Task requirements:
Return every line below exactly.

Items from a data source
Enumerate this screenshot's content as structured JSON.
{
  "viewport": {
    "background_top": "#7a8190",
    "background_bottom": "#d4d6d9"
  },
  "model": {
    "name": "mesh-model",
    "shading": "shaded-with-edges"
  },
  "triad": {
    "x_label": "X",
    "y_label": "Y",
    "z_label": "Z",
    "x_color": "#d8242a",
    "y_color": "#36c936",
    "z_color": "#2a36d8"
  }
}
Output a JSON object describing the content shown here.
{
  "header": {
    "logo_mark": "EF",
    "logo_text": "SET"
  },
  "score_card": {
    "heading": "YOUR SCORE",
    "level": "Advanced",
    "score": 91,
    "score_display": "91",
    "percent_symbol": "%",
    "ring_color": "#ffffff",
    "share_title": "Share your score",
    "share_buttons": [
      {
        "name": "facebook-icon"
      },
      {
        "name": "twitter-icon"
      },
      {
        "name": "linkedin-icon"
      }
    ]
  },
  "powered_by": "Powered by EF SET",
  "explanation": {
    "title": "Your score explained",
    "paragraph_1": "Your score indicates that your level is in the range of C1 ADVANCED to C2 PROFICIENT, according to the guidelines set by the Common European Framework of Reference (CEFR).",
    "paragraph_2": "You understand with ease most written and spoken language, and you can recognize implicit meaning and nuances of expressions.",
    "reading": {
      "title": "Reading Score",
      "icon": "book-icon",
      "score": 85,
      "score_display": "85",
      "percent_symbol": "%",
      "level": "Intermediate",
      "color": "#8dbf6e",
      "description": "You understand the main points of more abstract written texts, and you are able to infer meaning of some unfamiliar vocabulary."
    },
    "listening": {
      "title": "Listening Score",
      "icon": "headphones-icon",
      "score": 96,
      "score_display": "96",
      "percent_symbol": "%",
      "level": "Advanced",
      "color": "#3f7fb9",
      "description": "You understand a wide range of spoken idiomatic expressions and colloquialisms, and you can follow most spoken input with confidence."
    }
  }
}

Result of the task:
Enumerate this screenshot's content as structured JSON.
{
  "viewport": {
    "background_top": "#7a8190",
    "background_bottom": "#d4d6d9"
  },
  "model": {
    "name": "mesh-model",
    "shading": "shaded-with-edges"
  },
  "triad": {
    "x_label": "X",
    "y_label": "Y",
    "z_label": "Z",
    "x_color": "#d8242a",
    "y_color": "#36c936",
    "z_color": "#2a36d8"
  }
}
Output a JSON object describing the content shown here.
{
  "header": {
    "logo_mark": "EF",
    "logo_text": "SET"
  },
  "score_card": {
    "heading": "YOUR SCORE",
    "level": "Advanced",
    "score": 91,
    "score_display": "91",
    "percent_symbol": "%",
    "ring_color": "#ffffff",
    "share_title": "Share your score",
    "share_buttons": [
      {
        "name": "facebook-icon"
      },
      {
        "name": "twitter-icon"
      },
      {
        "name": "linkedin-icon"
      }
    ]
  },
  "powered_by": "Powered by EF SET",
  "explanation": {
    "title": "Your score explained",
    "paragraph_1": "Your score indicates that your level is in the range of C1 ADVANCED to C2 PROFICIENT, according to the guidelines set by the Common European Framework of Reference (CEFR).",
    "paragraph_2": "You understand with ease most written and spoken language, and you can recognize implicit meaning and nuances of expressions.",
    "reading": {
      "title": "Reading Score",
      "icon": "book-icon",
      "score": 85,
      "score_display": "85",
      "percent_symbol": "%",
      "level": "Intermediate",
      "color": "#8dbf6e",
      "description": "You understand the main points of more abstract written texts, and you are able to infer meaning of some unfamiliar vocabulary."
    },
    "listening": {
      "title": "Listening Score",
      "icon": "headphones-icon",
      "score": 96,
      "score_display": "96",
      "percent_symbol": "%",
      "level": "Advanced",
      "color": "#3f7fb9",
      "description": "You understand a wide range of spoken idiomatic expressions and colloquialisms, and you can follow most spoken input with confidence."
    }
  }
}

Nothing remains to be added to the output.